- [ACTION ITEM]
Search the records below for the word "JSON", then return every line where it appears.

(Beginning of EXCERPTED RECORDS)

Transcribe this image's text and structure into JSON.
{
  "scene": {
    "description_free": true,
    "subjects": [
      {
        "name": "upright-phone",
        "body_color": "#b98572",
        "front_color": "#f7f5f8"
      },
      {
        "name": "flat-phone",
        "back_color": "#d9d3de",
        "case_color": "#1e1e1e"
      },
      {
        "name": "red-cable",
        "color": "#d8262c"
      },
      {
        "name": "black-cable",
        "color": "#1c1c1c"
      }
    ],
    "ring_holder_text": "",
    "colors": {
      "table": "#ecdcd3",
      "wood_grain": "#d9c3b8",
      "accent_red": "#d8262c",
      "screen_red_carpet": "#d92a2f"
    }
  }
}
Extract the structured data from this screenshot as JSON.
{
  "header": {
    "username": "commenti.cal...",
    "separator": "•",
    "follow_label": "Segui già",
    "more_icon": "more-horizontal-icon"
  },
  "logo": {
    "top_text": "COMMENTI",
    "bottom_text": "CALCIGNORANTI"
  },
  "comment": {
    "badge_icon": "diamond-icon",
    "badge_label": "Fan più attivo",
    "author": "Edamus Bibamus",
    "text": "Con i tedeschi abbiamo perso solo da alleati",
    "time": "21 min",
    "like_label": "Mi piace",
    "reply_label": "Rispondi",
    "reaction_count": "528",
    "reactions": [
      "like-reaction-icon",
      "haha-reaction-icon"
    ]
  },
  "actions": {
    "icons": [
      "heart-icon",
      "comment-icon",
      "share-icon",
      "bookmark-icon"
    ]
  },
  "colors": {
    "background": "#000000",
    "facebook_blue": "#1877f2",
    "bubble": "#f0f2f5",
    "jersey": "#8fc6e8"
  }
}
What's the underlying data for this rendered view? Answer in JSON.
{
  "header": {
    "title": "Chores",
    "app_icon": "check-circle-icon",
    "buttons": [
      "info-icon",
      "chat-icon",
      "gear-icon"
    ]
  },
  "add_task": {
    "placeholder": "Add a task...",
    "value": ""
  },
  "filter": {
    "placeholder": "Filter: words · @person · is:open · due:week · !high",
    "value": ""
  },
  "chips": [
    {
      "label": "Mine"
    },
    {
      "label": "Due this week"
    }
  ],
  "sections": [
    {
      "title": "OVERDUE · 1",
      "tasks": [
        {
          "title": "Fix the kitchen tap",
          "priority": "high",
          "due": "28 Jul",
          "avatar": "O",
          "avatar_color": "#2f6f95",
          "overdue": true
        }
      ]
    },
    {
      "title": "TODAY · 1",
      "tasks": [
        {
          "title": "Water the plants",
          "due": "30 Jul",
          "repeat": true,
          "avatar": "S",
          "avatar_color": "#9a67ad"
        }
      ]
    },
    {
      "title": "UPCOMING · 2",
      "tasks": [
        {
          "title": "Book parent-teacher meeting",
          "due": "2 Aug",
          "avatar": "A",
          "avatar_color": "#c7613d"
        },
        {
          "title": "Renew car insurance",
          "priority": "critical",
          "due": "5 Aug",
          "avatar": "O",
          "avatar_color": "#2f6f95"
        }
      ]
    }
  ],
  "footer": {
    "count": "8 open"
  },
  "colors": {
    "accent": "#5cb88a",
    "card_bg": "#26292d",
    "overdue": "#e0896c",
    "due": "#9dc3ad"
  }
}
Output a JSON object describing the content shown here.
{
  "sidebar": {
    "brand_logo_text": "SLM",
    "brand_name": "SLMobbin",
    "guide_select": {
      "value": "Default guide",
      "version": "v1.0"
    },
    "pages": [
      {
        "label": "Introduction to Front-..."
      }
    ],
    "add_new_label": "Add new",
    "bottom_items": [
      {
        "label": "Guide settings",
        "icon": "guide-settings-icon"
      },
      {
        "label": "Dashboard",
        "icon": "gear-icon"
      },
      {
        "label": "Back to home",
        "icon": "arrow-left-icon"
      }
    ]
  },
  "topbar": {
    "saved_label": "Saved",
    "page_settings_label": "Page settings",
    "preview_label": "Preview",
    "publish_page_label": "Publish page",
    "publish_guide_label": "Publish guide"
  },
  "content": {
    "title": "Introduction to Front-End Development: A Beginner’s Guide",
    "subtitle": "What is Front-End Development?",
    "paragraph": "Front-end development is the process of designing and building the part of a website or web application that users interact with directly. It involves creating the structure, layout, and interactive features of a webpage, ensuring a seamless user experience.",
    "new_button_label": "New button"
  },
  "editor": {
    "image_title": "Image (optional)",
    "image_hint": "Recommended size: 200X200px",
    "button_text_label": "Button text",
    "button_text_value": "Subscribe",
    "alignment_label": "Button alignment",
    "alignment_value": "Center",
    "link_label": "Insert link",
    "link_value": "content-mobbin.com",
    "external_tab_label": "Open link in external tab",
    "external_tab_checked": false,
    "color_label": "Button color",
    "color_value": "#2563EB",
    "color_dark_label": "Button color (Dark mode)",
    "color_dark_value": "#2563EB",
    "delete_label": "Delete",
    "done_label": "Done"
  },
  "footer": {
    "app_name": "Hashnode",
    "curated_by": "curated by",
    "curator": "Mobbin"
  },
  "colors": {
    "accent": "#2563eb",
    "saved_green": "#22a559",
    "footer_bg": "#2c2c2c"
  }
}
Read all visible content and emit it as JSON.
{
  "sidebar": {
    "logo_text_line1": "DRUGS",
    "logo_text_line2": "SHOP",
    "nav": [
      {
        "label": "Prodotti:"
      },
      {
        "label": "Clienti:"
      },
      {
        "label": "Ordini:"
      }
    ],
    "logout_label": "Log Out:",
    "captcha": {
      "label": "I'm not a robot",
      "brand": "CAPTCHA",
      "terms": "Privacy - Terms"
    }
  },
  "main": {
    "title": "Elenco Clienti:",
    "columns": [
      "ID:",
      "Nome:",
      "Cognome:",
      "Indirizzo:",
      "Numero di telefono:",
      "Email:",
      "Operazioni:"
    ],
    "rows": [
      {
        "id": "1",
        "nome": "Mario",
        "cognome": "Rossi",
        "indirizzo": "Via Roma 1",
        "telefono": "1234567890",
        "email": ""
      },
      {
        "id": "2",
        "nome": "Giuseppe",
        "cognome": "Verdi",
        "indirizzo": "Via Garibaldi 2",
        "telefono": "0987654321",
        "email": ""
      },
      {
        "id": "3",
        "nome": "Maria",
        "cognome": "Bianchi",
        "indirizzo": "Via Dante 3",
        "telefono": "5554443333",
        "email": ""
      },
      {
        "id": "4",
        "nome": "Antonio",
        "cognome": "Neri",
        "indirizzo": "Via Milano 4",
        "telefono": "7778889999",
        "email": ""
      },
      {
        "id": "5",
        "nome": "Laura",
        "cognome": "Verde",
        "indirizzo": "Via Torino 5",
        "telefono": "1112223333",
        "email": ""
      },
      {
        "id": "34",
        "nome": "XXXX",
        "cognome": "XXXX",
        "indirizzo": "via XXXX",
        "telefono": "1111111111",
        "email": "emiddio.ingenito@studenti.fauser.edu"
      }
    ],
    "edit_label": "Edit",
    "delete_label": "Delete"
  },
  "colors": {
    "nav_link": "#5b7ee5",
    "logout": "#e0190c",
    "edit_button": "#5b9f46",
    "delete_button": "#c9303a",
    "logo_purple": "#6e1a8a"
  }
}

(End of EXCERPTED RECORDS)

- [RESPONSE BELOW]
Transcribe this image's text and structure into JSON.
Extract the structured data from this screenshot as JSON.
What's the underlying data for this rendered view? Answer in JSON.
Output a JSON object describing the content shown here.
Read all visible content and emit it as JSON.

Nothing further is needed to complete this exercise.